The Bible includes hundreds of rules for women, both explicit and implied, Old Testament and New. Women should dress modestly (1 Peter), submit to their husbands (Ephesians), and remove themselves from their communities while menstruating (Leviticus). The project is often funny—growing her hair out all year, as suggested in 1 Corinthians, has clearly been driving Evans crazy—but it has a point: All Christians pick and choose the parts of the Bible that suit them. The believers who emphasize the verse in which Paul says, "Women should remain silent in the churches," tend to dismiss the verse just a few chapters away in which he writes that "every woman who prays or prophesies with her head uncovered dishonors her head" as culturally specific. As Evans points out, it's "Biblical" for a man to take multiple wives, or for a father to sell his daughter to pay off debts.I highlighted that part towards the end because I never knew why women wore veils to church. And here I'm referring to the older generations. You'd be hard pressed to find any young women wearing veils to Sunday service.
Please excuse the picture I've included. It looks a little creepy but it's the only one I could find on such short notice.
One explanation for the use of a veil is that the head of a woman is man, and by using a veil, the woman expressed that she was "under the authority of her husband." I don't know how that makes sense since in rock-paper-scissors it would mean the total opposite. But I digress.

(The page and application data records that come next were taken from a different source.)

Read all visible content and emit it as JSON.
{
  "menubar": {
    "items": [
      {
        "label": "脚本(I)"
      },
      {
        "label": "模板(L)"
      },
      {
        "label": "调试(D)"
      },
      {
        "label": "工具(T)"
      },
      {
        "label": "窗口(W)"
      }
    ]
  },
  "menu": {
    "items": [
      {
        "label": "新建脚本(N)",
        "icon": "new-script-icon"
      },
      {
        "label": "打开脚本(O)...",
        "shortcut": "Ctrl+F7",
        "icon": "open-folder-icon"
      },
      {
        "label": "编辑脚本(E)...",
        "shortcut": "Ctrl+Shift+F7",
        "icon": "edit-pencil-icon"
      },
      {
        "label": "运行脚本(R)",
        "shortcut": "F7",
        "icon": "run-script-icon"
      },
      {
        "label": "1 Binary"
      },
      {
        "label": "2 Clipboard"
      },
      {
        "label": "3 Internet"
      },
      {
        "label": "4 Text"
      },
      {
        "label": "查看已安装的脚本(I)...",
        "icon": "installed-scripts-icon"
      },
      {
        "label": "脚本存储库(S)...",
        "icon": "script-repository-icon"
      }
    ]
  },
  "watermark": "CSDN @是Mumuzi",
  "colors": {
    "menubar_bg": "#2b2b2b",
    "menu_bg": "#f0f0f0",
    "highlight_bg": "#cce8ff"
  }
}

Over time, a woman's hair has come to take the place of the veil. As long as women have hair to cover their head, it's seen as a sign of respect towards the church. There must've been a lot of bald women back in the day for this to be handed down to the masses.
A wedding veil was used for different reasons, none of which apply to today's culture.
Tune in next week when we'll discuss the inappropriate act of wearing a Cowboys' jersey to mass.